Reader's Diary #16- Leslie Bella: Newfoundlanders Home and Away (Ch.2, up to p.55)


Okay, this one will be short. I promise no more posts longer than the actual book.

I was perhaps a little unfair on a couple of things in my last post. First of all, I shouldn't make assumptions about others' reading interests. I'm enjoying both the anecdotes and the statistics, so I don't know why I thought others may not enjoy both as well (though I stick by my problems with the marketing/publishing).
And even if certain readers don't particularly enjoy statistics, they can just read the anecdotal records. I tend to read non-fiction books like I would a novel, i.e., front to back. Is this the way most people read non-fiction books? Or do they pick points of interest to read first/only?

Also, I complained about too many numbers and references offsetting the few anecdotes. That has turned around in the next 45 pages and now it is mostly anecdotal. I'm finding these not only entertaining but necessary as well. They are a nice counterbalance to the numbers, putting voices behind them and more importantly, putting personalities behind them. Numbers tend to generalize, but the words break people down into individuals again.

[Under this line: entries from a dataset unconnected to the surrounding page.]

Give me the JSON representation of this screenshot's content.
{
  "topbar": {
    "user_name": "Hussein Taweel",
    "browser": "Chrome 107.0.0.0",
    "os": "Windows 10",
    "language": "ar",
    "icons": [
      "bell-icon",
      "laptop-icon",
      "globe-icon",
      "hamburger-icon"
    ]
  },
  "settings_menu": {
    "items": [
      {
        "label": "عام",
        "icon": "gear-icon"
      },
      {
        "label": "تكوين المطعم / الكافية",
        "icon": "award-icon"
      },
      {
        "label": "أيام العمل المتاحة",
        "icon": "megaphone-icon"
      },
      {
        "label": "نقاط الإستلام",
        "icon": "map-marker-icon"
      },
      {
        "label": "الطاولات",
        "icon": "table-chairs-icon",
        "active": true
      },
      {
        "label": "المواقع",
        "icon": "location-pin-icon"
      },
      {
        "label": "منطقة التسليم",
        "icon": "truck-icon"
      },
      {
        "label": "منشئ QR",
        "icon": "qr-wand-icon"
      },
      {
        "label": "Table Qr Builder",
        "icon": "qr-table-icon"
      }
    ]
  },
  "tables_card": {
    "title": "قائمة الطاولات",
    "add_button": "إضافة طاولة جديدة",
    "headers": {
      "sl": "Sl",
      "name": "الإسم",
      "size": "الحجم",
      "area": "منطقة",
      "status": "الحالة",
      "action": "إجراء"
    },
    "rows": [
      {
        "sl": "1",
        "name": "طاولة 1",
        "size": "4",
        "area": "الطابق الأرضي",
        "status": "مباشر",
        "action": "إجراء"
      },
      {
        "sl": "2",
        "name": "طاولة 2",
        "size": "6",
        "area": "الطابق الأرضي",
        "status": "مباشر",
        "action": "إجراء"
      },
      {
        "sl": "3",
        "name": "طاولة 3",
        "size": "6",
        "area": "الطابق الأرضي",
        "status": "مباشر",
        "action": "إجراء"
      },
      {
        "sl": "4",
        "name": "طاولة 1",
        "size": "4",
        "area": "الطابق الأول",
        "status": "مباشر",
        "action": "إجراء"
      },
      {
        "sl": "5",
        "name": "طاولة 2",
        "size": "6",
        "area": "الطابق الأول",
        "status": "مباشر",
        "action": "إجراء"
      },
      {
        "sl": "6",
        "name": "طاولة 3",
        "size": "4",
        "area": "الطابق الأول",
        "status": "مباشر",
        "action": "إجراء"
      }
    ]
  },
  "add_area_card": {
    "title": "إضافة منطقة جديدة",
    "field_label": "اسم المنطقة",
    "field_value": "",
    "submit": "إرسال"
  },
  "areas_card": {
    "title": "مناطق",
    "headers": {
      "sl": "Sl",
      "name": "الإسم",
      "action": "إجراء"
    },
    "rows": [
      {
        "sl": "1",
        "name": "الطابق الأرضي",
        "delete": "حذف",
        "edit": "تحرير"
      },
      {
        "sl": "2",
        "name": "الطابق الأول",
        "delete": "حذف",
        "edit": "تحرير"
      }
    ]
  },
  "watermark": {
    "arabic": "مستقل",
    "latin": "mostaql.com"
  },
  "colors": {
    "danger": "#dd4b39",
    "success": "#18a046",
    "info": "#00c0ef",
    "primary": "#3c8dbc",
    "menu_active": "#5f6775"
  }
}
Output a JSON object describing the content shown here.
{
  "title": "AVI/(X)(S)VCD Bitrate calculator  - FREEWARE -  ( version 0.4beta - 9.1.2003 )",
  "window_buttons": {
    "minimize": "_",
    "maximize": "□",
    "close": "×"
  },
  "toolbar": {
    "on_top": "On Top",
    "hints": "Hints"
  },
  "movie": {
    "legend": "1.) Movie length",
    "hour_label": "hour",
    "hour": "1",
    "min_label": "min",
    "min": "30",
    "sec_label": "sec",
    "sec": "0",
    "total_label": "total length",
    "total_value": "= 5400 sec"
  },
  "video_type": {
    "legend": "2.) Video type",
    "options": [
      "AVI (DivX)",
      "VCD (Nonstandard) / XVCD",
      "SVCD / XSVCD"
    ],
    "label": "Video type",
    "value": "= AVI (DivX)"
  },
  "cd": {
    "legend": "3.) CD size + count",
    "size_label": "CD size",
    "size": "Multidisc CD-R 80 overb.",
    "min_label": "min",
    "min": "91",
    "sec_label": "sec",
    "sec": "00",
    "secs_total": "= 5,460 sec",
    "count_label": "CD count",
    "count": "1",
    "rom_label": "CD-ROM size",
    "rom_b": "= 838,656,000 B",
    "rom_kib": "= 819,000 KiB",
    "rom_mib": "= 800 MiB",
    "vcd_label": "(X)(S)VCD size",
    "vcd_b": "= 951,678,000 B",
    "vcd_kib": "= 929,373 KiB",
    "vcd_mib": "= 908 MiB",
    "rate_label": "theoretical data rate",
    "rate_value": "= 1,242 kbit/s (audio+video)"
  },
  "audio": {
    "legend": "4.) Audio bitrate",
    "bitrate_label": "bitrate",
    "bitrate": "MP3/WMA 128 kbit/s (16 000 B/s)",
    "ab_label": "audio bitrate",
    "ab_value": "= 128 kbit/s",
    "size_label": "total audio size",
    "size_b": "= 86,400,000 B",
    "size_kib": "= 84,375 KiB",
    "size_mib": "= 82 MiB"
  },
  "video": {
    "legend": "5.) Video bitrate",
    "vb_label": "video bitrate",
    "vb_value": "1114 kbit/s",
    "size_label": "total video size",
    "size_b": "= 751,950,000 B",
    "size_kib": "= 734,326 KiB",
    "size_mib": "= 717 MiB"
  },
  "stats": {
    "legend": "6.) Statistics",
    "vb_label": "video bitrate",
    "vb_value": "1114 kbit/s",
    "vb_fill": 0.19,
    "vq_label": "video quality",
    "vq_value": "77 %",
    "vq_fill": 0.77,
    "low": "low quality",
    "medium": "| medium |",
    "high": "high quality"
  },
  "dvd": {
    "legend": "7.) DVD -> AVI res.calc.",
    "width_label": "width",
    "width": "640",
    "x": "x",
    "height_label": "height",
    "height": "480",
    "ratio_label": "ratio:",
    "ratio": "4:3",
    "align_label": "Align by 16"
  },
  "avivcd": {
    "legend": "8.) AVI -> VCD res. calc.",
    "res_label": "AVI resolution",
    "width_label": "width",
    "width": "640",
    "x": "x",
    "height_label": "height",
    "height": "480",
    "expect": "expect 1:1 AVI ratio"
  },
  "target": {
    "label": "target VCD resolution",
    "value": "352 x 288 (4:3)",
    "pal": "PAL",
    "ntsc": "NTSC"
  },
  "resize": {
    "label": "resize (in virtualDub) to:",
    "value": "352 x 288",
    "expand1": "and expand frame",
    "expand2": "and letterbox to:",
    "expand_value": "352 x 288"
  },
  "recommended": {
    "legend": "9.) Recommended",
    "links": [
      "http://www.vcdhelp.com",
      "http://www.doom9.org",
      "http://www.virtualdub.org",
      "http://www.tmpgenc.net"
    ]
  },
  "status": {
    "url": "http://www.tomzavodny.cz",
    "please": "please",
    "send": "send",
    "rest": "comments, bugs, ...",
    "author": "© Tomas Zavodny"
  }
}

Numbers aren't the only ones that generalize, however. It was frustrating to read many of the interviewees be hypocritical about that. How sadly comical to complain about every mainlander and the way they generalize Newfoundlanders. And it isn't just the mainlanders that some of these people made generalizations about, it's about fellow Newfoundlanders as well. A note to those Newfoundlanders out there who insist that we're all "party-loving, easy-going, hard-working, decent people": I'm an immoral, lazy, uptight, recluse, so don't speak on my behalf!

2 comments:

John Mutford said...

I'm not sure. Can one be immoral and uptight at the same time? Oh crap, I think I've described myself as Stephen Harper!

Robert said...

I'm so glad you chose to speak up we, the immoral, uptight, recluses of the province, have long been in need of a voice.